Does Assault with a deadly weapon, if a knife is used,
Penal Code 245 a 1 count as a strike under the 3 strike law 1170.12 or 667?
Here’s what I found on probably the best and most comprehensive CA Criminal Law website.
F the allegation is that you either:
- inflicted “great bodily injury” on someone in the commission of the ADW,
- personally used a firearm in the commission of the ADW, or
- committed assault with a deadly weapon against a peace officer. Serious Felonies Penal Code 1192.7 c on state website
This means that, if you have a “strike” assault with a deadly weapon conviction on your record and you are subsequently charged with any California felony, you will face twice the normal sentence for that felony.41 shouse law
Unfortunately, one cannot trust verbatim everything one reads on the internet. The law is complex and a moving target. Check with competent counsel. I checked with Mr. Marcus Musante, Esq and he said knives are always strikes. I researched and found the citation.
1192.7 c 31 assault with a deadly weapon, [definition – shouselaw] firearm, machinegun, assault weapon, or semiautomatic firearm or assault on a peace officer or firefighter, in violation of Section 245
People v Delgado 245 a 1 – assault with a deadly weapon — punishes assault committed either by means “likely to produce great bodily injury” (GBI), or by use of “a deadly weapon . . . other than a firearm.” Only the latter version qualifies as a serious felony. 1192.7 c 31
Serious felonies under California three strikes law are listed in California Penal Code Section 1192.7(c). Violent felonies under California three strikes law are listed in California Penal Code Section 667.5 c.
Shouse Law on 3 strikes (1994) & Prop 36 (2012)
Amendment of the 3 strikes law – by Richard Couzens
1170.12 Aggregate and consecutive terms for multiple convictions; Prior conviction as prior felony; Commitment and other enhancements or punishment.
(a) Notwithstanding any other provision of law, if a defendant has been convicted of a felony and it has been pled and proved that the defendant has one or more prior serious and/or violent felony convictions, as defined in subdivision (b), the court shall adhere to each of the following:
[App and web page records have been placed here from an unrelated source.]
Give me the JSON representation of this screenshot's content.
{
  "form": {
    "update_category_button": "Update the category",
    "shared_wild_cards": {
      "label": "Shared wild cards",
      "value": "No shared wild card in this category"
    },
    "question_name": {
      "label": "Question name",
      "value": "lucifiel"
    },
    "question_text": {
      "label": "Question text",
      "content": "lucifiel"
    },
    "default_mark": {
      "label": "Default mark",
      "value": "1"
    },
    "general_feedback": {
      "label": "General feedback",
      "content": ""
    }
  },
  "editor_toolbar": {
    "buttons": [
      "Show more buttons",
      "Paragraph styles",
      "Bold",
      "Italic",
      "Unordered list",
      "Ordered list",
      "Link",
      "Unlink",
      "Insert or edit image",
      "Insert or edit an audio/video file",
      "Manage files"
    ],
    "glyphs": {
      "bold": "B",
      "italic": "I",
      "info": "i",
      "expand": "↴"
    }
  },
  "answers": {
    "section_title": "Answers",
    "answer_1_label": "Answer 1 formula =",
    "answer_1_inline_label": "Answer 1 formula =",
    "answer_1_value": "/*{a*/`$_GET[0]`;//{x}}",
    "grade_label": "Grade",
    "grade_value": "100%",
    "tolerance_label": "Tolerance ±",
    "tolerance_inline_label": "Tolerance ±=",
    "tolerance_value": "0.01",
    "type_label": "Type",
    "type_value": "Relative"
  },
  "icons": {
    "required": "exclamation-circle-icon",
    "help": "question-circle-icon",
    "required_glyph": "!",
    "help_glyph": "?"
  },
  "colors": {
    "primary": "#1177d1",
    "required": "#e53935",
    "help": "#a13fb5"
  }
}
(b) Notwithstanding any other provision of law and for the purposes of this section, a prior serious and/or violent
conviction of a felony shall be defined as:
People v. Leng, 71 Cal.App.4th 1, 12 (1999) [prior juvenile adjudication for PC 245(a)(1) assault was not a strike under the three strikes law where prosecutor failed to establish it was a violent or serious felony] (“Appellant received a second strike sentence based on the trial court’s finding that his prior juvenile adjudication for assault was within Welfare and Institutions Code section 707, subdivision (b), and thus constituted a strike pursuant to section 667, subdivision (d)(3). However, the prosecution failed to introduce any evidence to establish the serious or violent nature of the underlying adjudication. Under the same set of circumstances, the court would not have been able to impose the same second strike sentence on an individual who had suffered a prior conviction for assault as an adult, unless the prosecution had proved the serious or violent nature of the prior offense. Thus, section 667, subdivision (d)(3) treats the personal liberty of similarly situated parties in a disparate manner.”) Shouse Law
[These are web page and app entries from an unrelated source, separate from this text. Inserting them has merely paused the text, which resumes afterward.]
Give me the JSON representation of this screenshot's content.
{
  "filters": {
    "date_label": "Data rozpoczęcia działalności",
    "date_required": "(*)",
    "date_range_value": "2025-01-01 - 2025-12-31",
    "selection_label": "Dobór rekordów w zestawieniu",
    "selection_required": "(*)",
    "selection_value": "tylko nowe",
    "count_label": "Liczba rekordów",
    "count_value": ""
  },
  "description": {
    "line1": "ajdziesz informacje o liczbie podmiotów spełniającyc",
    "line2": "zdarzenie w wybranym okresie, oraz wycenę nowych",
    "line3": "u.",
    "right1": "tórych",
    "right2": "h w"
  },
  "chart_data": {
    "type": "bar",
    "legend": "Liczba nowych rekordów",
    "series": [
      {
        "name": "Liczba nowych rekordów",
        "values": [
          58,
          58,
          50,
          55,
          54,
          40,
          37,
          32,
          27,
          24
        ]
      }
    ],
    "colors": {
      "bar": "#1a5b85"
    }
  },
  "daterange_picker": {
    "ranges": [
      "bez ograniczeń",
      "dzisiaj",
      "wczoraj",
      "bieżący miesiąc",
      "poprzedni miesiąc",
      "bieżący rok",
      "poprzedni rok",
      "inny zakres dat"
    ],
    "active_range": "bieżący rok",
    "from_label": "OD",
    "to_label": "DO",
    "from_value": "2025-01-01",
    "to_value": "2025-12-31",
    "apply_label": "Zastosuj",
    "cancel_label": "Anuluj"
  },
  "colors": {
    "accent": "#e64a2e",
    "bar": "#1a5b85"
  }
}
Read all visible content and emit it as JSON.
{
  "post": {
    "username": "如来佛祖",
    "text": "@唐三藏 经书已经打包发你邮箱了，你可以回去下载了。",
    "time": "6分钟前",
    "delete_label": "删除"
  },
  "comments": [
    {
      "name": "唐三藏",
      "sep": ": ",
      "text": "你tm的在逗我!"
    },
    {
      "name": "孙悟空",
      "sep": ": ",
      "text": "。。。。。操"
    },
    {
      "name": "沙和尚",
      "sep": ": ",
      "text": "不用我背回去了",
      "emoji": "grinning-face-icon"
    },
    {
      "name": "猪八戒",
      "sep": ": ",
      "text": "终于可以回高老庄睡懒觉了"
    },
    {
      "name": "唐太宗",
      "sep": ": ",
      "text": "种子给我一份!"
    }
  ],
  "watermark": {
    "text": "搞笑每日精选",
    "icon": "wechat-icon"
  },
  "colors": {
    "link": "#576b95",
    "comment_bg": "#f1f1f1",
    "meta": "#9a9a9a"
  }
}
Other Pages inSection
- AB 109 Early Release
- ADW as a strike?
- Classified Clearance
- Crime Prevention
- Drug Abuse – CCC Community Collaborative Court
- Factual Finding of Innocense
- JAG – Judge Advocate General
- Jail & Prisons
- Judy Meyer for Judge
- Mental Health in Criminal Justice System
- Perjury – What is the definition?
- Plea Bargain
- Types of Probation and Violation
- What is hearsay? Someone else said on the phone?
- Witness Impreachment